Duckworth Script: Hi, my name is [NAME] and I’m a constituent from [zip code] and a member of Indivisible. I'm calling to demand Senator Duckworth oppose William Barr's appointment as US Attorney General unless Barr commits to the public release of the full text of Mueller’s final report, subject only to redactions of classified information. Without such a pledge, Barr should not be confirmed.Thank you for your time and attention.

Action via

Action 2: Thank Green Deal Co-Sponsors

The 2018 midterms swept Democrats into power in the House, and they have brought with them a renewed focus on combating climate change. Sitting Members of Congress (MoCs) and incoming MoCs alike have rallied around a proposal to establish a Select Committee For A Green New Deal as a starting point for making the changes necessary to protect the planet from catastrophic climate change. The Select Committee would be responsible for developing a plan and accompanying draft legislation by March 2020 for a Green New Deal that would be implemented over the next decade.

The Green New Deal is an ambitious, progressive policy framework that would protect the planet and grow the economy. Like the original New Deal, the Green New Deal represents a massive investment in America’s people and infrastructure—but with the additional goals of spending on projects that will transition America to a green economy, and ensuring that these investments are targeted to promote “social, economic, racial, regional, and gender-based justice and equality.” Get more details about the Green New Deal.

Representatives Chuy Garcia (IL-04), Mike Quigley (IL-05), and Jan Schakowsky (IL-09) have already signed on as cosponsors. Are they your reps? Please call and thank them!

Is your rep not on that list? Use the script below to ask them to co-sponsor this bill.

Find your rep’s contact info

Script for Non-Sponsors: Hi, my name is [NAME] and I’m a constituent from [zip code] and a member of Indivisible. I’m calling to ask [REP] to publicly support establishing a Select Committee For A Green New Deal in the House Rules for the 116th Congress. Establishing a Select Committee For A Green New Deal would demonstrate that Democrats understand the kind of action we need to take to prevent catastrophic levels of global warming.
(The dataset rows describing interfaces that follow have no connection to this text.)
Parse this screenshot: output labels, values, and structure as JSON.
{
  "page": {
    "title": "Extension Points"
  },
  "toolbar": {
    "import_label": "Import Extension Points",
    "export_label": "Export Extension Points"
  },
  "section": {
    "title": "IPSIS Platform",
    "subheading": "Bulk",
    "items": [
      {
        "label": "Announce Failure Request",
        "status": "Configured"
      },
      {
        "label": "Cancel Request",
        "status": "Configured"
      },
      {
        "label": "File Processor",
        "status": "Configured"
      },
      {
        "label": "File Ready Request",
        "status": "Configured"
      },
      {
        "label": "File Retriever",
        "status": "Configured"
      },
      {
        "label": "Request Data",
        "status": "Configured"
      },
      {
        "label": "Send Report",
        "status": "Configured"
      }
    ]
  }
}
Thank you.

Action via Indivisible


Action 3: Public Comment Against Staples-Essendant Merger by 2/27

Last month, the FTC approved a bad merger, letting Staples buy the office supply wholesaler Essendant. Before you glaze over at the thought of copy paper, here’s why this is a terrible decision, why it hurts local economies, and what we should do about it.
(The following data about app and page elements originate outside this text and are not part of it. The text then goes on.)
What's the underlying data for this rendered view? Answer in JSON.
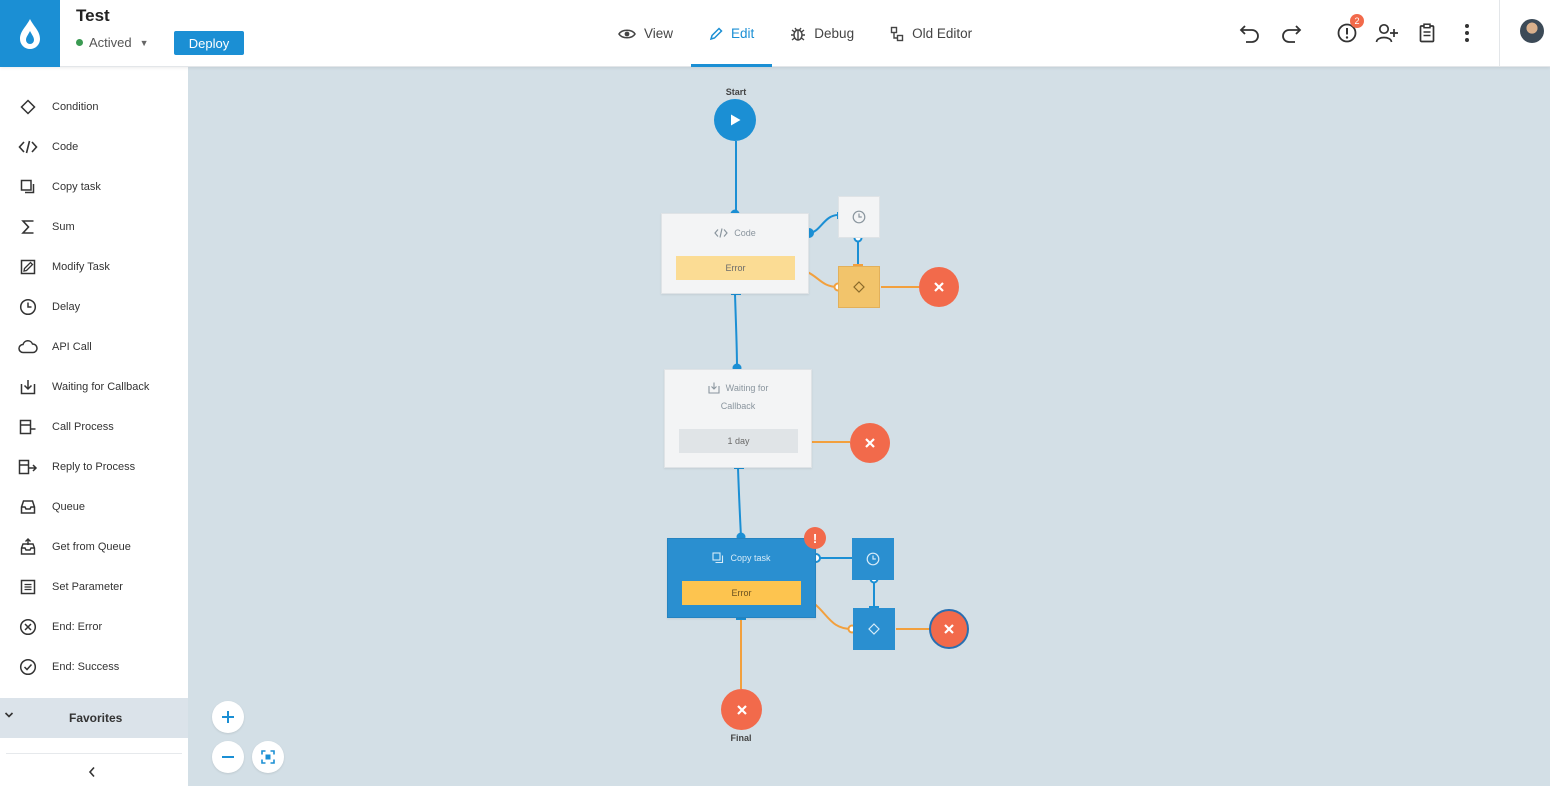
{
  "header": {
    "process_title": "Test",
    "status_label": "Actived",
    "deploy_label": "Deploy",
    "modes": [
      {
        "label": "View",
        "icon": "eye-icon"
      },
      {
        "label": "Edit",
        "icon": "pencil-icon",
        "active": true
      },
      {
        "label": "Debug",
        "icon": "bug-icon"
      },
      {
        "label": "Old Editor",
        "icon": "old-editor-icon"
      }
    ],
    "notification_count": "2"
  },
  "sidebar": {
    "items": [
      {
        "label": "Condition",
        "icon": "condition-icon"
      },
      {
        "label": "Code",
        "icon": "code-icon"
      },
      {
        "label": "Copy task",
        "icon": "copy-task-icon"
      },
      {
        "label": "Sum",
        "icon": "sum-icon"
      },
      {
        "label": "Modify Task",
        "icon": "modify-task-icon"
      },
      {
        "label": "Delay",
        "icon": "delay-icon"
      },
      {
        "label": "API Call",
        "icon": "cloud-icon"
      },
      {
        "label": "Waiting for Callback",
        "icon": "callback-icon"
      },
      {
        "label": "Call Process",
        "icon": "call-process-icon"
      },
      {
        "label": "Reply to Process",
        "icon": "reply-process-icon"
      },
      {
        "label": "Queue",
        "icon": "queue-icon"
      },
      {
        "label": "Get from Queue",
        "icon": "get-queue-icon"
      },
      {
        "label": "Set Parameter",
        "icon": "set-parameter-icon"
      },
      {
        "label": "End: Error",
        "icon": "end-error-icon"
      },
      {
        "label": "End: Success",
        "icon": "end-success-icon"
      }
    ],
    "favorites_label": "Favorites"
  },
  "canvas": {
    "start_label": "Start",
    "final_label": "Final",
    "code_node": {
      "title": "Code",
      "error_label": "Error"
    },
    "callback_node": {
      "title_line1": "Waiting for",
      "title_line2": "Callback",
      "timeout_label": "1 day"
    },
    "copy_node": {
      "title": "Copy task",
      "error_label": "Error",
      "warning_mark": "!"
    }
  },
  "colors": {
    "accent": "#1b8fd4",
    "error": "#f26a4b",
    "link_blue": "#1b8fd4",
    "link_orange": "#f2a03d",
    "canvas_bg": "#d3dfe6"
  }
}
First, about this industry. Over 25% of office supplies are sold by independent dealers. These dealers are highly competitive. They’ve had next-day delivery for 30+ years and e-commerce for 20+ years. They beat Amazon Business on price.

These dealers are also significant in their local economies. Many employ 100-300 people. Because they don’t have storefronts — it’s mostly a B2B market — you may not know they exist in your community. But they do.

As competitive as these businesses are though, concentration threatens their future. They’re down to just 2 wholesalers — that’s just 2 lifelines to their supply chain. Last month, the FTC let a big competitor, Staples, buy one of those lifelines, Essendant.

Wholesalers do more than ship products to independent dealers. They are intimately involved, providing services to end customers, working with dealers to put together bids for big contracts, etc. The FTC has handed Staples an inside look at its competitors’ business. Staples has agreed to a “firewall” but that’s not enforceable. It would be easy for Essendant to verbally share with Staples details about an independent’s bid on a big contract. Staples could also raise prices to these independent dealers. When these higher prices are passed to end customers, then those customers might switch to a new supplier… such as Staples. Learn more from Stacey Mitchell about why this is a terrible idea.

The public has a chance to comment on this deal before February 27. Letters become a public record for Members of Congress. They are grounds for Congress to exercise oversight, to ask why the FTC is not fulfilling its mission.

Please leave your own comment today!

Action text via @StaceyFMitchell

Daily Actions Editor